___ Data for this task ___

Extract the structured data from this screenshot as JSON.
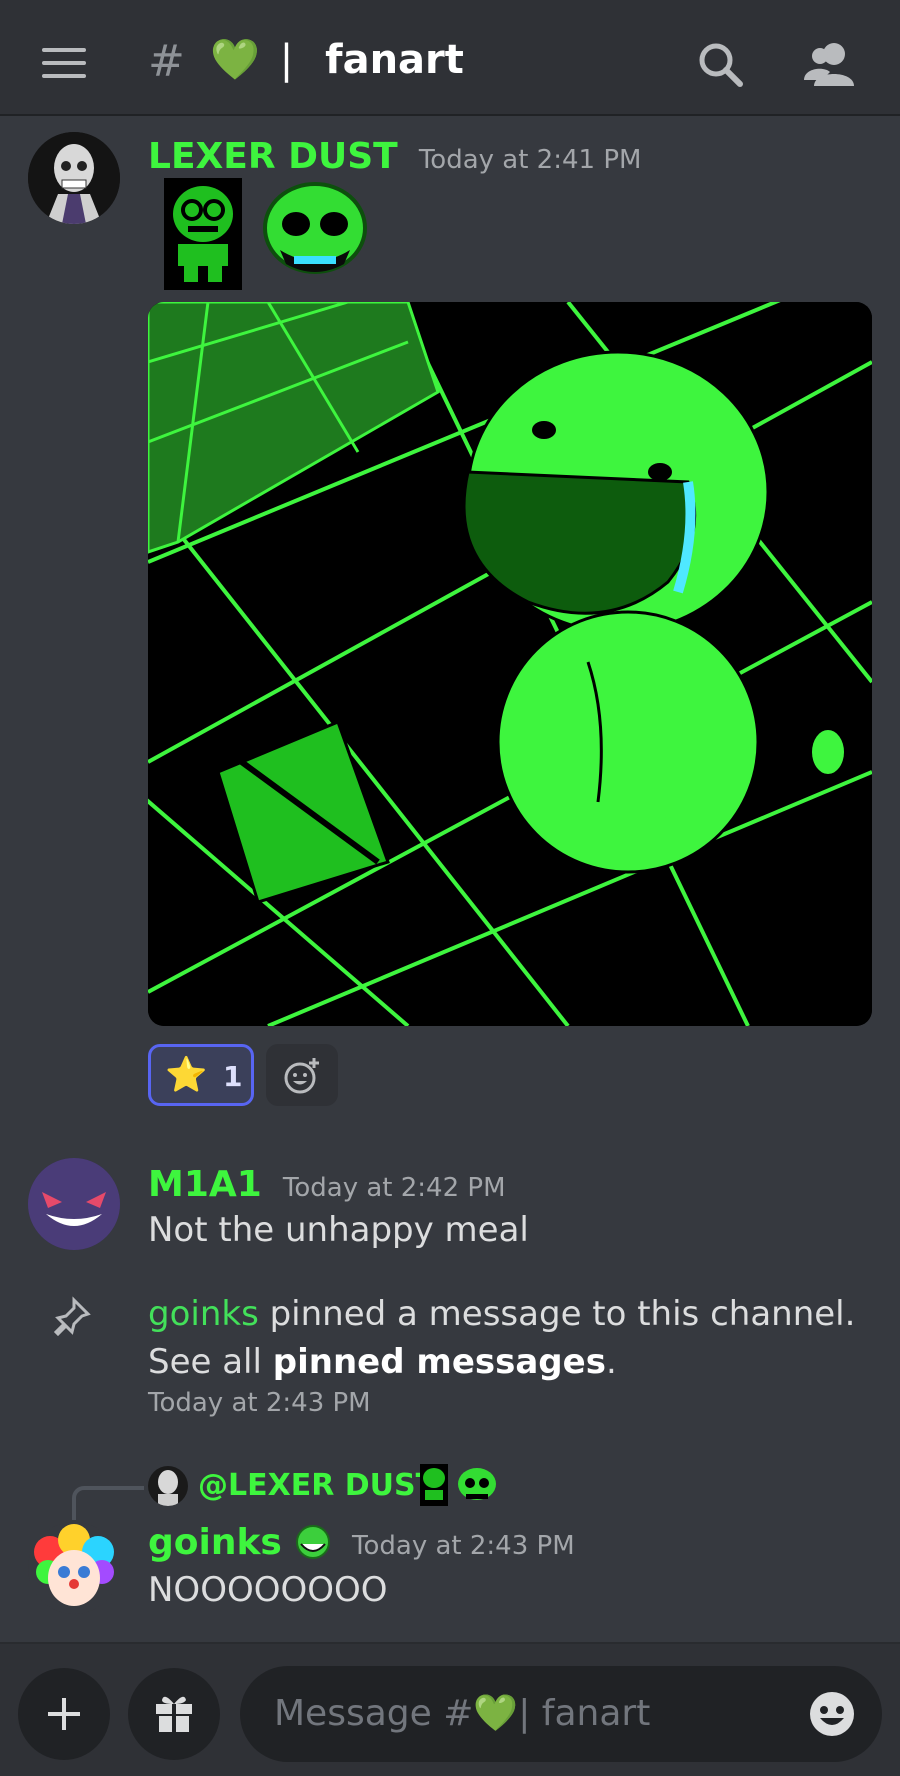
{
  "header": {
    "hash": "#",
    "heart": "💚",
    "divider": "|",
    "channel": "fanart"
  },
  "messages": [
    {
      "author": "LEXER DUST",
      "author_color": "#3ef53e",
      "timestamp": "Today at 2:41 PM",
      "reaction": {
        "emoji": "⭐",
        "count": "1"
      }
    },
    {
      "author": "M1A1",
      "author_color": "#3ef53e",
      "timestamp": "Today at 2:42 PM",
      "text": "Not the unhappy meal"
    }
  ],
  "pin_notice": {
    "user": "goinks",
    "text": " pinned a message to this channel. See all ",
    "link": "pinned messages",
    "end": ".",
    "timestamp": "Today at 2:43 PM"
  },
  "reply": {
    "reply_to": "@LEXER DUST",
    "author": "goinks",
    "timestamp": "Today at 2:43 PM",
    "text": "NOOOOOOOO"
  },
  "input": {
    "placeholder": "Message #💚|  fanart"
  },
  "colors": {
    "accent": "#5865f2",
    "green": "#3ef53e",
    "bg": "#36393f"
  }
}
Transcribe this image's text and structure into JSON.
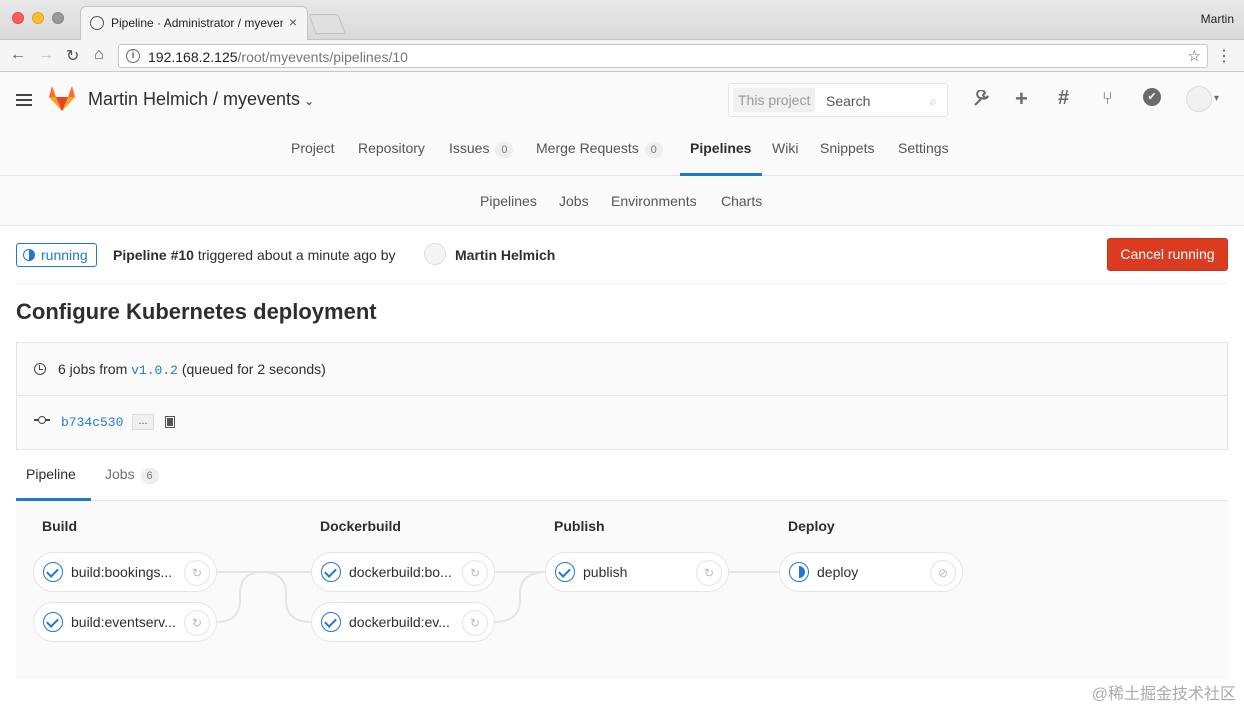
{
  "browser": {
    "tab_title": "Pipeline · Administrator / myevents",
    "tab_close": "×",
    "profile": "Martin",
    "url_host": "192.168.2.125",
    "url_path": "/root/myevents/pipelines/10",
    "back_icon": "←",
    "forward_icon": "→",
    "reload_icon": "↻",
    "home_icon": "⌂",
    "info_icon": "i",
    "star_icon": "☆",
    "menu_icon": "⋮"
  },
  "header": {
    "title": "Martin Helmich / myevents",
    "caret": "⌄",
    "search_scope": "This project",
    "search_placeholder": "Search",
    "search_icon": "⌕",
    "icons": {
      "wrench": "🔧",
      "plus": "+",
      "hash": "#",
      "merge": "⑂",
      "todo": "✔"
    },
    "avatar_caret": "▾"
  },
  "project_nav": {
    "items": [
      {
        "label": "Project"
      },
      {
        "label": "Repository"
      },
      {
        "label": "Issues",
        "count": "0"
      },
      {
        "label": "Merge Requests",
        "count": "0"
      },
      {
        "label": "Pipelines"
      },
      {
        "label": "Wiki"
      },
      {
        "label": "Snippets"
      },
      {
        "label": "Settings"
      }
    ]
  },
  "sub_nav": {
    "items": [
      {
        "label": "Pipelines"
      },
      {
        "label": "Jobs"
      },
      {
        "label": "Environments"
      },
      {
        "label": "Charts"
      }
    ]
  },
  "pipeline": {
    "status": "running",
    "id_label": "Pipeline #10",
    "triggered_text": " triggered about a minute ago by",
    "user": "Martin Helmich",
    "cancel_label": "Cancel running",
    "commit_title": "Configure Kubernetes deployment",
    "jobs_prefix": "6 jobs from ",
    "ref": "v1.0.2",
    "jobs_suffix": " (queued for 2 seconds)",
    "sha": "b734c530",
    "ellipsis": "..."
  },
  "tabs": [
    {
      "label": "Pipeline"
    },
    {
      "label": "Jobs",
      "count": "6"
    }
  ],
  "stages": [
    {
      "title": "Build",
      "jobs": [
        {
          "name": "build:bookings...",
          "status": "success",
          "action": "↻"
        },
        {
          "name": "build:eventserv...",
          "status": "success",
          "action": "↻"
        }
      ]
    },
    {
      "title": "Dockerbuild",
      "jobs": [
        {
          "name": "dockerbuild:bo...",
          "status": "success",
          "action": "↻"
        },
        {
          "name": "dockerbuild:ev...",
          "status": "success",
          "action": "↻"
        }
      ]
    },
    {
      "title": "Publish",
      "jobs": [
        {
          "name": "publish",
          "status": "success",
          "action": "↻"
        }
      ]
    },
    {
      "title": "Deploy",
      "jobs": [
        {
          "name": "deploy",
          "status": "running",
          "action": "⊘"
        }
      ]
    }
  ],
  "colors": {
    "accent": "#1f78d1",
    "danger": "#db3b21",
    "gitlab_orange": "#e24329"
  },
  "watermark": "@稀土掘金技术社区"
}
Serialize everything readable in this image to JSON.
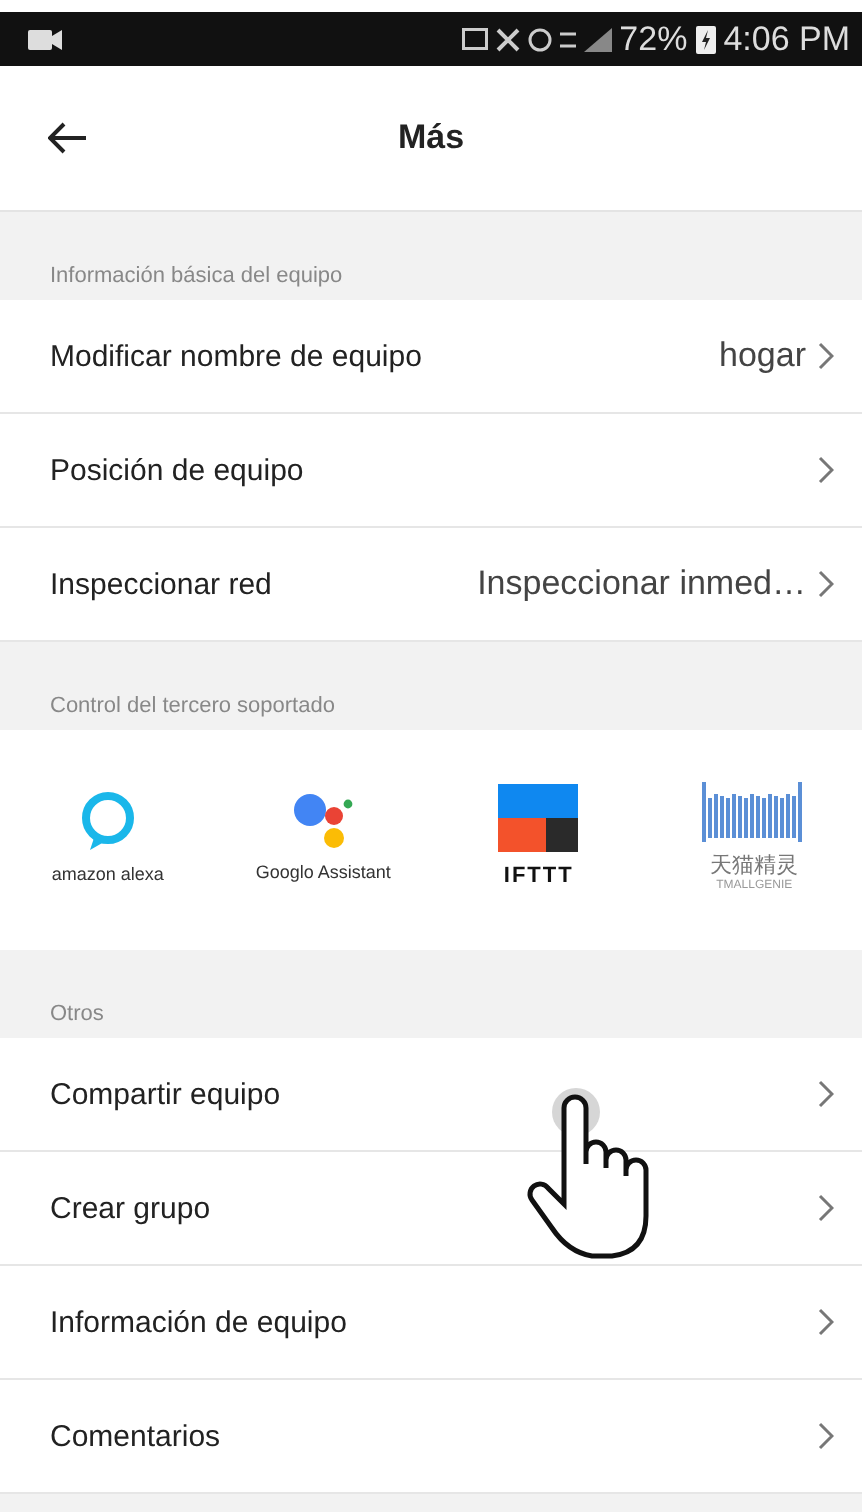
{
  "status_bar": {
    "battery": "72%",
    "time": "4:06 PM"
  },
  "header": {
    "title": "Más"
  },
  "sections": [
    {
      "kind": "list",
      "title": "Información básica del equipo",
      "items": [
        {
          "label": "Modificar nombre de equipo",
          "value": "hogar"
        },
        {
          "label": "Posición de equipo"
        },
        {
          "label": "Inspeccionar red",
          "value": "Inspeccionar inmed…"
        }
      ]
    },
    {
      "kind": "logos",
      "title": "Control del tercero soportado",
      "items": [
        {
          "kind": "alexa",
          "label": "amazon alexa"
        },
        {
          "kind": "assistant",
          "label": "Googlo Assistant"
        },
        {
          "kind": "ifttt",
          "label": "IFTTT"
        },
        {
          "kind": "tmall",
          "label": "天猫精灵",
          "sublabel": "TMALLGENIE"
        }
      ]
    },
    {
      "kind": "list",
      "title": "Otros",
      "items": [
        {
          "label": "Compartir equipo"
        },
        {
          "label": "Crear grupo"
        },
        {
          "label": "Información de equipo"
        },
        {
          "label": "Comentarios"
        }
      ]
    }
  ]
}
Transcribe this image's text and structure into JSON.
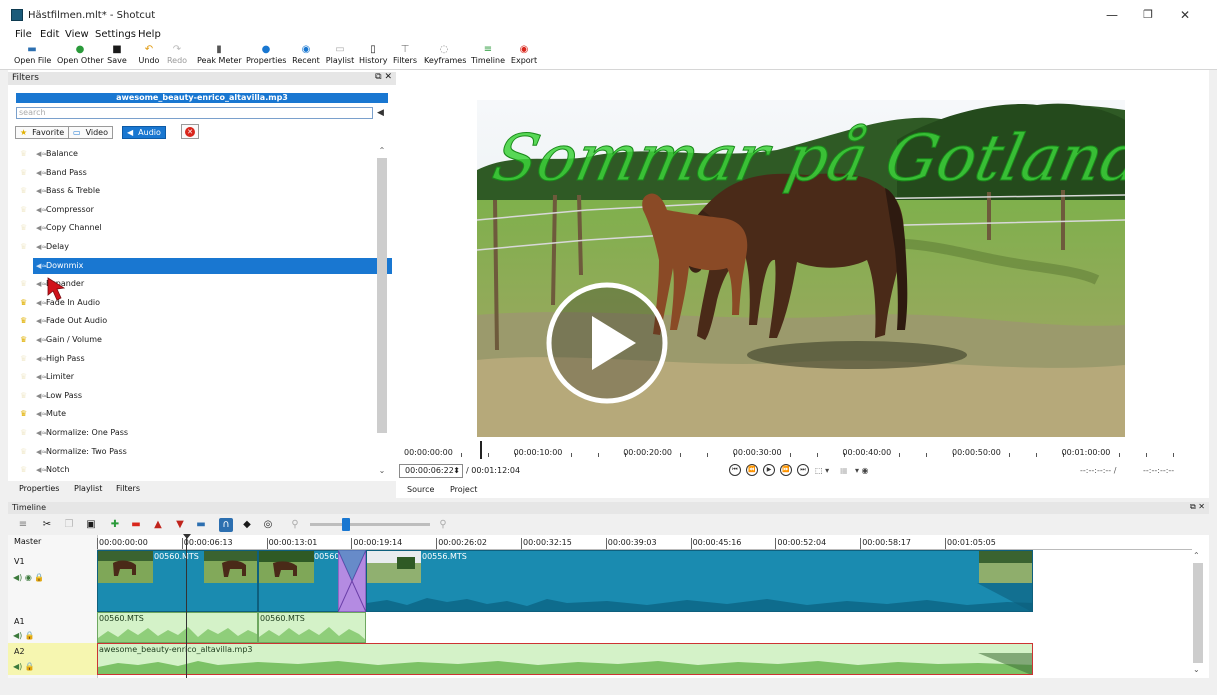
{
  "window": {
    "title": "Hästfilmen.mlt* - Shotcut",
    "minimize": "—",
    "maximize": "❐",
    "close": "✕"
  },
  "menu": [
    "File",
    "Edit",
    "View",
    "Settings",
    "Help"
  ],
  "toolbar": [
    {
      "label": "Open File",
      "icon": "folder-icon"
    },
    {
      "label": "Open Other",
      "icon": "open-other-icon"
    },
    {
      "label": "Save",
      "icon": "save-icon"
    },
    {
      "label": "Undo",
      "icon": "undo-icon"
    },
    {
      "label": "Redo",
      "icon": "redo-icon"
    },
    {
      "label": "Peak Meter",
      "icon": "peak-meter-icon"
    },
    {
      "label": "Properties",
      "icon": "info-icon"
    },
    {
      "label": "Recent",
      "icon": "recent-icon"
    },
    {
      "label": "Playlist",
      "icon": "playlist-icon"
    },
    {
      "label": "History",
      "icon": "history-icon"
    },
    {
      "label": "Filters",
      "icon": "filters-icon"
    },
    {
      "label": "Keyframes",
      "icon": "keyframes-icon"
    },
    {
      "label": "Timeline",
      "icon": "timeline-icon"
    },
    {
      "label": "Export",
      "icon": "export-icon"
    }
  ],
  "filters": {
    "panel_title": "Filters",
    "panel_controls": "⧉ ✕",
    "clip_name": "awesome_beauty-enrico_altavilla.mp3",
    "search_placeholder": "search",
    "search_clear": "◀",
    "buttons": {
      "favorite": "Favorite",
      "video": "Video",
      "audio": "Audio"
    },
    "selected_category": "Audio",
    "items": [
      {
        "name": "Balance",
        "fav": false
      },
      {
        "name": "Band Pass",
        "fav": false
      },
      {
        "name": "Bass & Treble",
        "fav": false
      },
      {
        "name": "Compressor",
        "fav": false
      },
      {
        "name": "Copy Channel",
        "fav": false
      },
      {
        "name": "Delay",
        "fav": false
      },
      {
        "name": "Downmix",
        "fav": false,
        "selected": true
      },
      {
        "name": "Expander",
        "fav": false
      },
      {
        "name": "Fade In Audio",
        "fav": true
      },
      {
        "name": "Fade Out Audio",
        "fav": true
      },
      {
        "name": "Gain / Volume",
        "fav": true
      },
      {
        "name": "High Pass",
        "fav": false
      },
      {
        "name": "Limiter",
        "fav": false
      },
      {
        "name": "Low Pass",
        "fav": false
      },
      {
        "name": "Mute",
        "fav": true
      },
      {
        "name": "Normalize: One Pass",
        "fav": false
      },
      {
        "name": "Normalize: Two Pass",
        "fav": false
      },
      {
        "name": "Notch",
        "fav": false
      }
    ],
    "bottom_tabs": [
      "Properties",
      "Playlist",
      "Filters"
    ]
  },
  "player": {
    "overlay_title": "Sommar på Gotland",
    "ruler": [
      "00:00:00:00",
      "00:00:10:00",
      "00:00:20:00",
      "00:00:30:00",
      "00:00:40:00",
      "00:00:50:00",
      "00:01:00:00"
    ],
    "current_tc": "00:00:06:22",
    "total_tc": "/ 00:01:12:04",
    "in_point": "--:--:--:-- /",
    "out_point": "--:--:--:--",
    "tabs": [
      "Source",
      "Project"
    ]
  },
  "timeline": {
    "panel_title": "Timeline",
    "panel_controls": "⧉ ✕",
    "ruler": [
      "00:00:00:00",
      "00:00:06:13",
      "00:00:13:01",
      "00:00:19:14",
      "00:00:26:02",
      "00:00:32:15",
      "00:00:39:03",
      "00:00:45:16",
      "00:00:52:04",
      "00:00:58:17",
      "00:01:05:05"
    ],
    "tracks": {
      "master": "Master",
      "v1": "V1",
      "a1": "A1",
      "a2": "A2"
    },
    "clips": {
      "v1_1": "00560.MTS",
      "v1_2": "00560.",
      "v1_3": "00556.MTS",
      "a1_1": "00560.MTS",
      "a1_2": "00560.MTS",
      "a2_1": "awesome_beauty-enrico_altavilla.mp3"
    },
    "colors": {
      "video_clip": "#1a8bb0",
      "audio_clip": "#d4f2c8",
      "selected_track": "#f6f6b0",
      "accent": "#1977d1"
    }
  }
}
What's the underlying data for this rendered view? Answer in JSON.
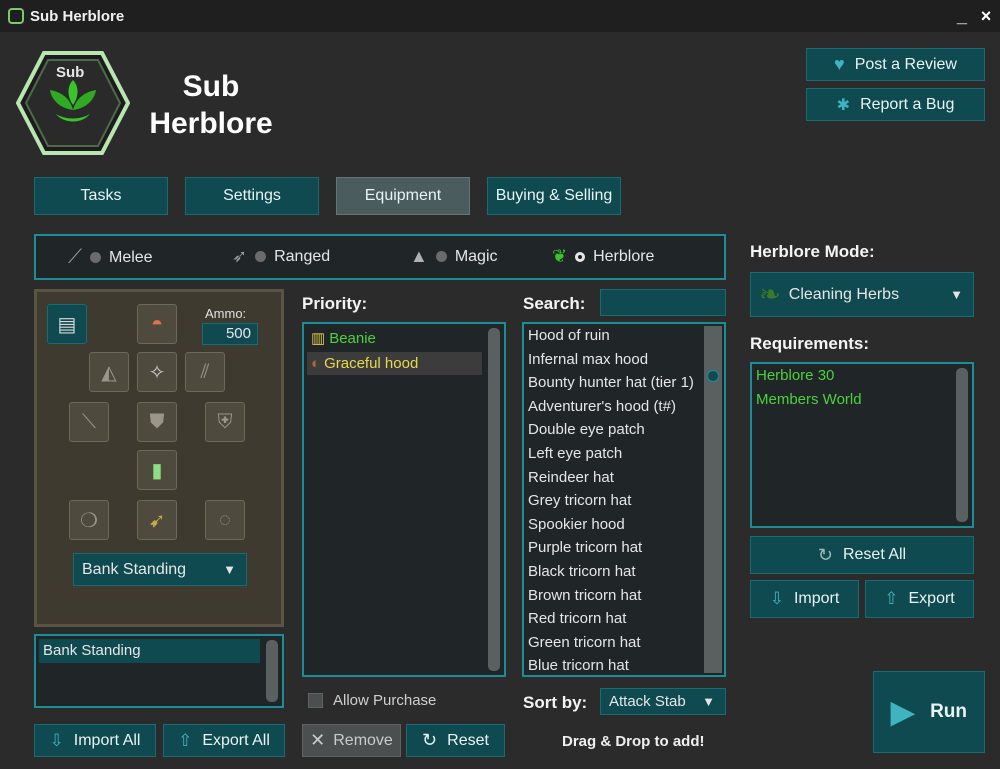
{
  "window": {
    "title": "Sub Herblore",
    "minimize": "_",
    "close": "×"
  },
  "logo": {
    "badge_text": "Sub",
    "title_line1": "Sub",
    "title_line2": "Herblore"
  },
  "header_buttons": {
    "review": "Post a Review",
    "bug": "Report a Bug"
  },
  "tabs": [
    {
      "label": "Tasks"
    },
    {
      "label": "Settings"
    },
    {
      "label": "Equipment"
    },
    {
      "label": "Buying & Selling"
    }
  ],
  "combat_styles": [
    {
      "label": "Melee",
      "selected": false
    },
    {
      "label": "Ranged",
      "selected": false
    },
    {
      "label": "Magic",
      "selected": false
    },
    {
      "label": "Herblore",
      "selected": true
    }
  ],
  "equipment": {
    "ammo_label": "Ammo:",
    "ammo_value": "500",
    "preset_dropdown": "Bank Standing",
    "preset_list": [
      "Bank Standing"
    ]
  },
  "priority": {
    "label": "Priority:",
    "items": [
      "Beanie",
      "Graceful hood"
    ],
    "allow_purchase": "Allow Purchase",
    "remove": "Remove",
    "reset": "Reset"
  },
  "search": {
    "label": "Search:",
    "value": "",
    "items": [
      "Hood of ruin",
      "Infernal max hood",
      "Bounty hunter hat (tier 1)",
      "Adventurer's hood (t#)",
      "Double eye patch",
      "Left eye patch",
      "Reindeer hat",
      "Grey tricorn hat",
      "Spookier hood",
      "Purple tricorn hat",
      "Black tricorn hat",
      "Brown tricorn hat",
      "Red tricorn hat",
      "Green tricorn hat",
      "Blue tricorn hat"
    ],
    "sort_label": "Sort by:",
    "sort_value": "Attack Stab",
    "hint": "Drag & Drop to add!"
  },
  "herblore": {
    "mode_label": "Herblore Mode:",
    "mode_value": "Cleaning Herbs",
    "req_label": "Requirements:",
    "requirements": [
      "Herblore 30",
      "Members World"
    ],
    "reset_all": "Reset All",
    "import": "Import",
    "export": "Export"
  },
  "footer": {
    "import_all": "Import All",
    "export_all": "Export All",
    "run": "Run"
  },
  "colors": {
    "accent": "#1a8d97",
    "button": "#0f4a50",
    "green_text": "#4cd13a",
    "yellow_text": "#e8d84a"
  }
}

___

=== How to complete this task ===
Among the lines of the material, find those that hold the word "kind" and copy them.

=== Task result ===
      "kind": "list",
      "kind": "logos",
          "kind": "alexa",
          "kind": "assistant",
          "kind": "ifttt",
          "kind": "tmall",
      "kind": "list",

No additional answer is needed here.